=== TASK BRIEF ===
Report how many lines of the entries below contain the word "name", and nothing more.

=== MATERIAL PROVIDED ===
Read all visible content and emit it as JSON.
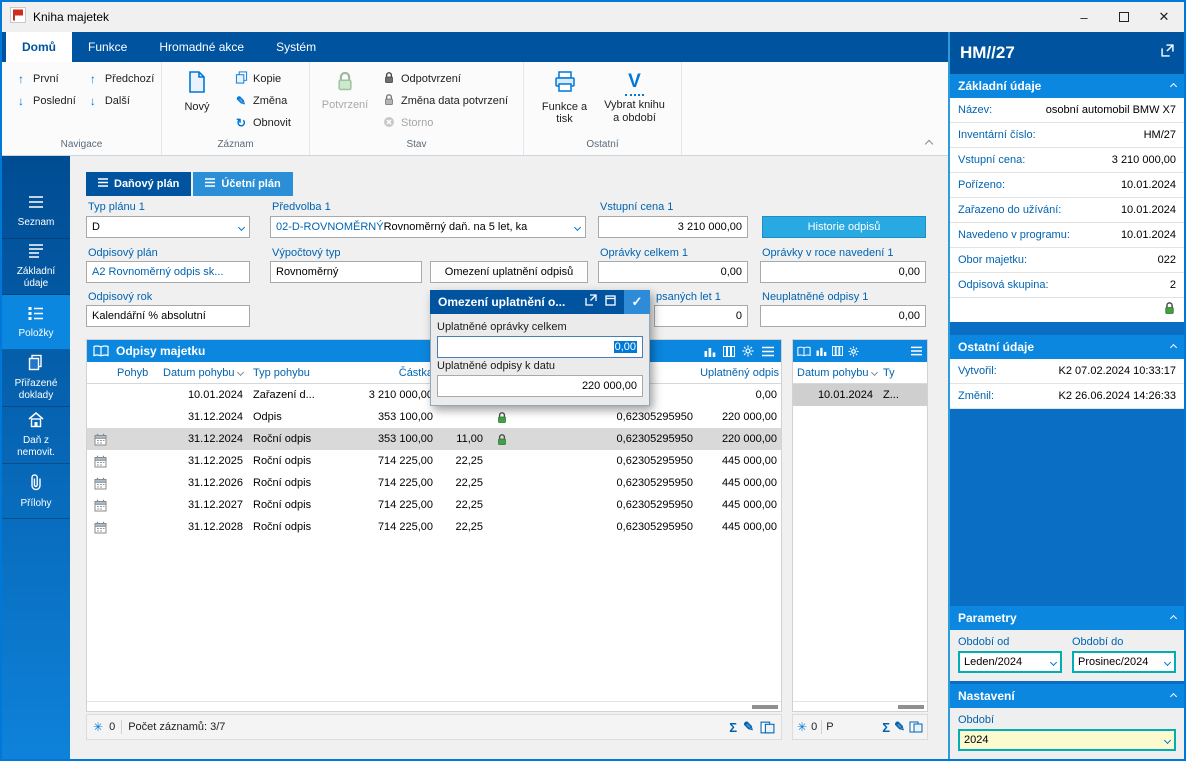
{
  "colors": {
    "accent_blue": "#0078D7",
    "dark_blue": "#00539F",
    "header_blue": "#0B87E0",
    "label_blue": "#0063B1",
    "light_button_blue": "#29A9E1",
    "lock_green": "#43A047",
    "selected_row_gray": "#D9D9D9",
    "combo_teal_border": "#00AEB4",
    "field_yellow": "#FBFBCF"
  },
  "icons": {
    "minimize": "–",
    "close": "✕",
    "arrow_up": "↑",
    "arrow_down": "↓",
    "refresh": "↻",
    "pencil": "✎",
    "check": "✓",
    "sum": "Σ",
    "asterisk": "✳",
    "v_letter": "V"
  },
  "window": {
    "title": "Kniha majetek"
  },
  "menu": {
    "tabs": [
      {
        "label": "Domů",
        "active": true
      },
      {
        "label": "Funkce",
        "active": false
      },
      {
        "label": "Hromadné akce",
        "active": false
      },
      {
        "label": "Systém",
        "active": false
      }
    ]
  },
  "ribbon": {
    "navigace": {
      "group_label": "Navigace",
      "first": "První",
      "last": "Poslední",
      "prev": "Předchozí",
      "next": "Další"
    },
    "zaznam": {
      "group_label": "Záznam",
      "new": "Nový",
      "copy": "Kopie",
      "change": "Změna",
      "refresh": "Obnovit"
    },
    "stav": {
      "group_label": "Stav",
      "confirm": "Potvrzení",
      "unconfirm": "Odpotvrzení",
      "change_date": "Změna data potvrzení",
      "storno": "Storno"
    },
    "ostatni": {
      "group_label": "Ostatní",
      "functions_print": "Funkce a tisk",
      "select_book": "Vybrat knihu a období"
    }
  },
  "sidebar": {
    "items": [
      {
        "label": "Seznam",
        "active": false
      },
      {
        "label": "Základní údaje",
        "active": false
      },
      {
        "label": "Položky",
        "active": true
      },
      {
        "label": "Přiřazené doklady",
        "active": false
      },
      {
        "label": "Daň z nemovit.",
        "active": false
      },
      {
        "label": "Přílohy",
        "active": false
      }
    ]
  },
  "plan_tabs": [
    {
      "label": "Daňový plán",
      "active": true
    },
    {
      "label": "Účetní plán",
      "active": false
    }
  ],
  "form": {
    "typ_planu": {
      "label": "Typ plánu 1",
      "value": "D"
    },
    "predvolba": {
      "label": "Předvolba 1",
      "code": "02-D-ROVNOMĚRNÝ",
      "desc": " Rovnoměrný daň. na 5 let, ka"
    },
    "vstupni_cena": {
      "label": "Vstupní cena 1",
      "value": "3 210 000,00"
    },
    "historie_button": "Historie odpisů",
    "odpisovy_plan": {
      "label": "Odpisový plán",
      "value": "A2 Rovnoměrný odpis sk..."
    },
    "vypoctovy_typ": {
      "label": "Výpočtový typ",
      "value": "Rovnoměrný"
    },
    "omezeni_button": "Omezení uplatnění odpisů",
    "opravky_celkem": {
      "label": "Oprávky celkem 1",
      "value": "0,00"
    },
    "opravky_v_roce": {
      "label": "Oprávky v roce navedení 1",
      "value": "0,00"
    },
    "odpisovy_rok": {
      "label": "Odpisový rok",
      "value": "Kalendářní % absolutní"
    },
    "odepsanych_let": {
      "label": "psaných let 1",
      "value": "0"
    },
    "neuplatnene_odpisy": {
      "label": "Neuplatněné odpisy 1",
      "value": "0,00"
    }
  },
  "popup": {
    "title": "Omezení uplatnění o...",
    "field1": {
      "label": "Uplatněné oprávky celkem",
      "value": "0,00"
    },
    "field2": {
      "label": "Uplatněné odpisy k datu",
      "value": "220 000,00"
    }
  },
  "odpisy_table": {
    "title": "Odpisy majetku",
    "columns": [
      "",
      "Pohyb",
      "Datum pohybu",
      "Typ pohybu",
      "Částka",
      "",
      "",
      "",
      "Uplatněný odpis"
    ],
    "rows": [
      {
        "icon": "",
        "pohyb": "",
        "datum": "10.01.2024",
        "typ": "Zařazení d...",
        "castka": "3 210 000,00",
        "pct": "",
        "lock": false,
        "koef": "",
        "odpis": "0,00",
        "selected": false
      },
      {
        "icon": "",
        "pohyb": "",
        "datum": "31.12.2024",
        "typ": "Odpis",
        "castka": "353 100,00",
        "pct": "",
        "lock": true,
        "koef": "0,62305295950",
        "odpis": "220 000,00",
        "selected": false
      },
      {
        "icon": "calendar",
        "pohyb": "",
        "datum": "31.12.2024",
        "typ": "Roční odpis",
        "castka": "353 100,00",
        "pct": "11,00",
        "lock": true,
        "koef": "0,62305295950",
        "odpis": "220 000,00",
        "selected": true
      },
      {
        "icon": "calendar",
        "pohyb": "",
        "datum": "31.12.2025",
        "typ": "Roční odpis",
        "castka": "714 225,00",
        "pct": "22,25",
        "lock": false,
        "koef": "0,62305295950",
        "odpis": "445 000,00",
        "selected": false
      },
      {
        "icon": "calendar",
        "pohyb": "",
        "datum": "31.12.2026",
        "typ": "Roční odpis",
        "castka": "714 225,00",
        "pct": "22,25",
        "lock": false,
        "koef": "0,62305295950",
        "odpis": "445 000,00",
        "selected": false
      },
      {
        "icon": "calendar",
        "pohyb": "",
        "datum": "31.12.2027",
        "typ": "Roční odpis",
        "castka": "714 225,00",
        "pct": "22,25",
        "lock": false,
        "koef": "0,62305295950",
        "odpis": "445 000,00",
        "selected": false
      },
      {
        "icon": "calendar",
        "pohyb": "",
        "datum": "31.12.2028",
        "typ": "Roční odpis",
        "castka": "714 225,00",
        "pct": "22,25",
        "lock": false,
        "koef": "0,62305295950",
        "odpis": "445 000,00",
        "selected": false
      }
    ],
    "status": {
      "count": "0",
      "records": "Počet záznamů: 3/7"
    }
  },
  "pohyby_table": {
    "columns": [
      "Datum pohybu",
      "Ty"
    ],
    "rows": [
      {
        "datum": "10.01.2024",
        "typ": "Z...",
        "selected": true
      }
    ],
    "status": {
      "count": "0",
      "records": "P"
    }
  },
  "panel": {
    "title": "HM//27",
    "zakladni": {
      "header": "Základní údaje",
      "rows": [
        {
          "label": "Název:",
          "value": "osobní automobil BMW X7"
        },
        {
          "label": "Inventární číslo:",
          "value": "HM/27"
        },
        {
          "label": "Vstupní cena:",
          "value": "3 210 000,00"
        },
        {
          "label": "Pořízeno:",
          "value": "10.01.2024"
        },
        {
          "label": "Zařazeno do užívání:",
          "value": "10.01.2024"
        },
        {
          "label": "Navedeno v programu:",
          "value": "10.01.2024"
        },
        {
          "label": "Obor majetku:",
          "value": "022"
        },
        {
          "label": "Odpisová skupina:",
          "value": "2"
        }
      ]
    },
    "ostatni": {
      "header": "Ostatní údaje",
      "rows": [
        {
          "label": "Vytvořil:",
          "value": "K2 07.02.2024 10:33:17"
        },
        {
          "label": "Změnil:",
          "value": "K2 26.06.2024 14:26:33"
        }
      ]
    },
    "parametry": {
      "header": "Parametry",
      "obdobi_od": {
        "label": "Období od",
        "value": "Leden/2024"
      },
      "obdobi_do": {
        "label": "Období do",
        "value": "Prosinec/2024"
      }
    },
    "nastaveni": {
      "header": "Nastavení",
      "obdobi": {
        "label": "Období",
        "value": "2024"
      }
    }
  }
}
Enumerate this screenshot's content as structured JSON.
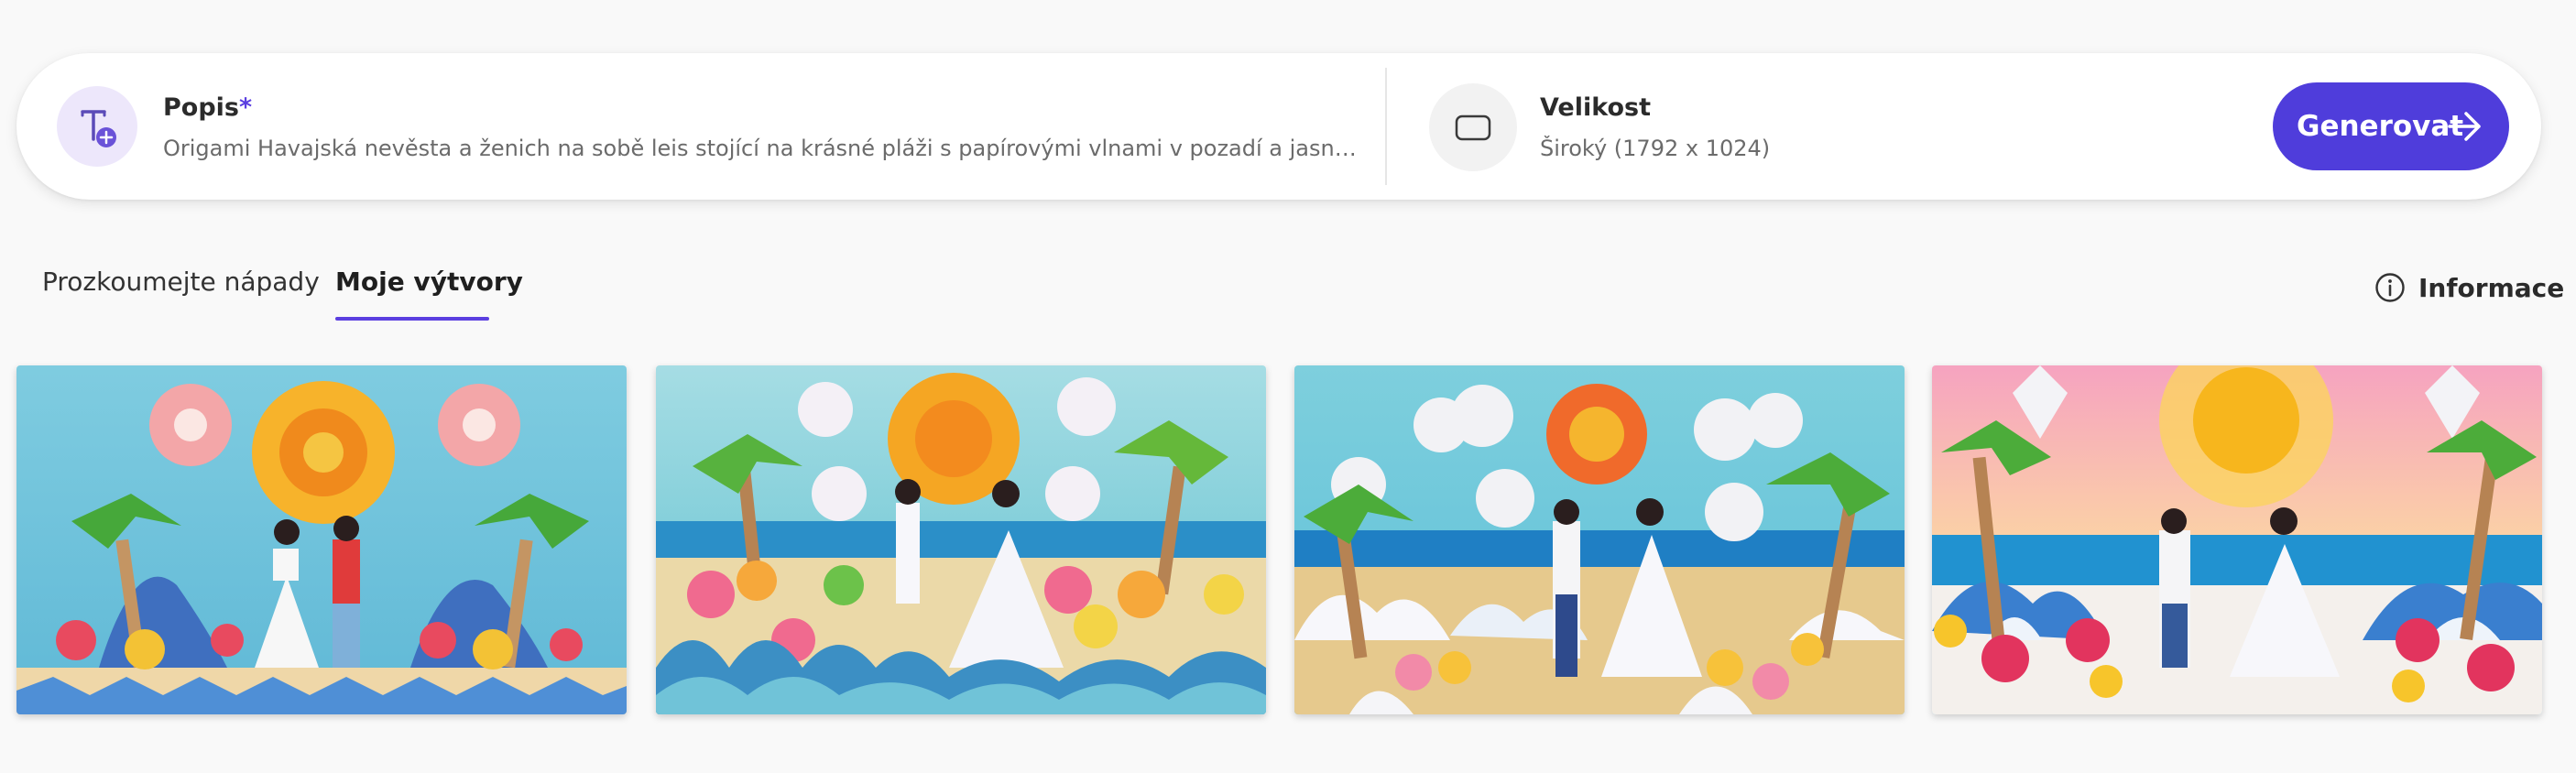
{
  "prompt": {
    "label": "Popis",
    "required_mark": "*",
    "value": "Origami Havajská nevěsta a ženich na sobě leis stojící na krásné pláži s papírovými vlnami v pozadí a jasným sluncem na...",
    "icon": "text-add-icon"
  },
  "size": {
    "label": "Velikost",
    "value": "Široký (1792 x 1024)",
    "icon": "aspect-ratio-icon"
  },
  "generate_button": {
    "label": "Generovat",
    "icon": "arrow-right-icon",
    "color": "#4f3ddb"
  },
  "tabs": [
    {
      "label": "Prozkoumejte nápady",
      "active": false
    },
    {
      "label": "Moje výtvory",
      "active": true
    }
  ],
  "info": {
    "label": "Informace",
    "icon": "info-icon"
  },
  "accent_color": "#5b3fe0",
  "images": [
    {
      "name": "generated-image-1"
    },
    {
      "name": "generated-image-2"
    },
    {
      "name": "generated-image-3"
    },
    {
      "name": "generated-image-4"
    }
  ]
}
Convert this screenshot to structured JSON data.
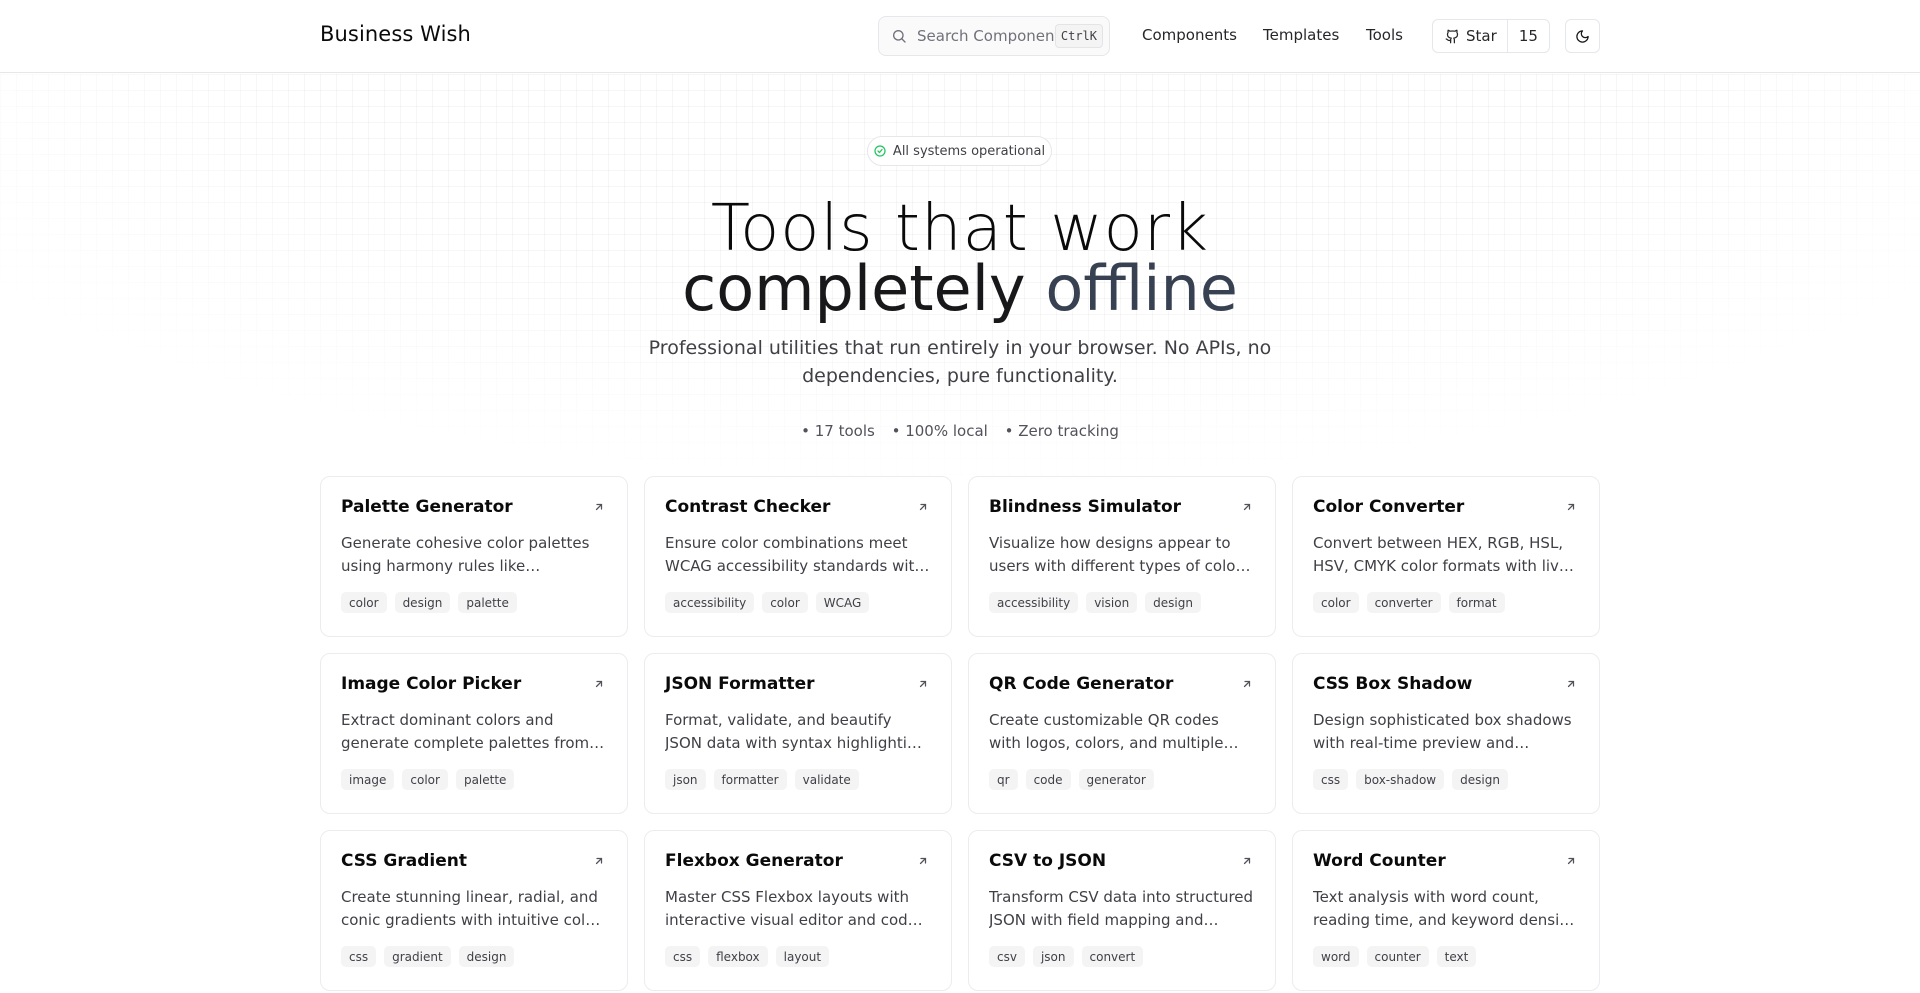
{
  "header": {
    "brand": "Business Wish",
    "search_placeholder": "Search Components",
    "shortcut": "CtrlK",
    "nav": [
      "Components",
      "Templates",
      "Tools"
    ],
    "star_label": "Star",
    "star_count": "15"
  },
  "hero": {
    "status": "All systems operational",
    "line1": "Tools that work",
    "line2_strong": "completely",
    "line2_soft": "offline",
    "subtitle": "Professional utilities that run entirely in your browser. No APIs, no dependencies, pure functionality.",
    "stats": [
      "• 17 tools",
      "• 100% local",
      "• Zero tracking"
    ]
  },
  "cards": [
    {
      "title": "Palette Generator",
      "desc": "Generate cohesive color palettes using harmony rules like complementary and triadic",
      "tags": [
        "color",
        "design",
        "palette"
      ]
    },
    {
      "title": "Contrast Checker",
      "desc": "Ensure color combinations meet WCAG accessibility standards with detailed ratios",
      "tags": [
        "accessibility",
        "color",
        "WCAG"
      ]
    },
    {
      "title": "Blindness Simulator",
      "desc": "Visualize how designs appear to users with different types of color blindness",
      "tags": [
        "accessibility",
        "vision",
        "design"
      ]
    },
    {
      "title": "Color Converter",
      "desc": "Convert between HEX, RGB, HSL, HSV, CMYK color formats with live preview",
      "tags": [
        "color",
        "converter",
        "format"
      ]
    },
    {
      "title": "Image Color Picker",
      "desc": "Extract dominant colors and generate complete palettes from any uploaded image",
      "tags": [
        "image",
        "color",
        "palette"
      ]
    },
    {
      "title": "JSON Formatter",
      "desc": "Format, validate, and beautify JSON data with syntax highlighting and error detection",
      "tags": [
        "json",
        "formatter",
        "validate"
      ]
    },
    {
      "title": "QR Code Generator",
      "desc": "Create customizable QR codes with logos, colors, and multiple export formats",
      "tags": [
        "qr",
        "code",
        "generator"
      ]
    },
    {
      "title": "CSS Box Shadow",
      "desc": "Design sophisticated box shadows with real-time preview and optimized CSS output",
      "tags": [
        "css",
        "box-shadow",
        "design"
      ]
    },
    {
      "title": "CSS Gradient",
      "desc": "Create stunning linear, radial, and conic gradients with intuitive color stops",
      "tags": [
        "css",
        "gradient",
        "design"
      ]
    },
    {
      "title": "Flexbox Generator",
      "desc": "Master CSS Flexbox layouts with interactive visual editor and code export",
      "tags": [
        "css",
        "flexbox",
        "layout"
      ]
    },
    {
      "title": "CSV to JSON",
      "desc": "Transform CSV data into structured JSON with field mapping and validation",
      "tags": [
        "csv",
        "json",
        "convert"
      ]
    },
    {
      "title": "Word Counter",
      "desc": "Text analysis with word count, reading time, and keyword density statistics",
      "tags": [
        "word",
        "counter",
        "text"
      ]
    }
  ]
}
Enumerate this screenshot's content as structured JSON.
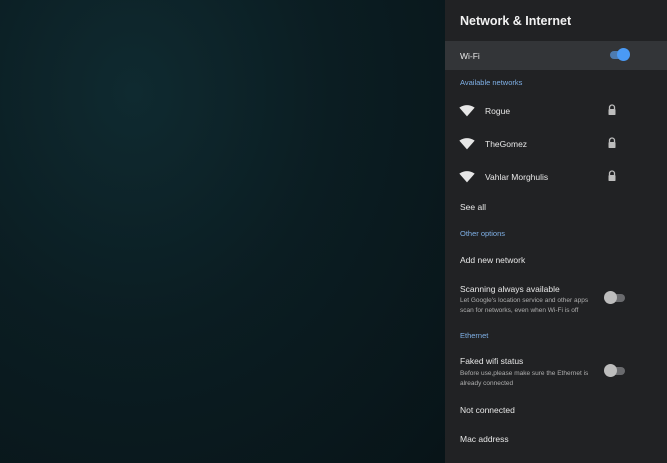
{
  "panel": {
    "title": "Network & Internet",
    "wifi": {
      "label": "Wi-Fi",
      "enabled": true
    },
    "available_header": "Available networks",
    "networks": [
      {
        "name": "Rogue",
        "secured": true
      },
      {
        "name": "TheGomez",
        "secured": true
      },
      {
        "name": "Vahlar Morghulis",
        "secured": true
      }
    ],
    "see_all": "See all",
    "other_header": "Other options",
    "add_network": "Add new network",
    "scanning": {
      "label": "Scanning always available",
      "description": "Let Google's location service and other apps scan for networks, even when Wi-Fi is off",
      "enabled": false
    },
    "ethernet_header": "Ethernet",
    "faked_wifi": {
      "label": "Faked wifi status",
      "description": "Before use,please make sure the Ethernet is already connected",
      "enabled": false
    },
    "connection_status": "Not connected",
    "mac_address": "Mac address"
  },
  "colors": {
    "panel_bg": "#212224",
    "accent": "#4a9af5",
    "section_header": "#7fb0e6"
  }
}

=== EXERCISE OUTPUT ===
7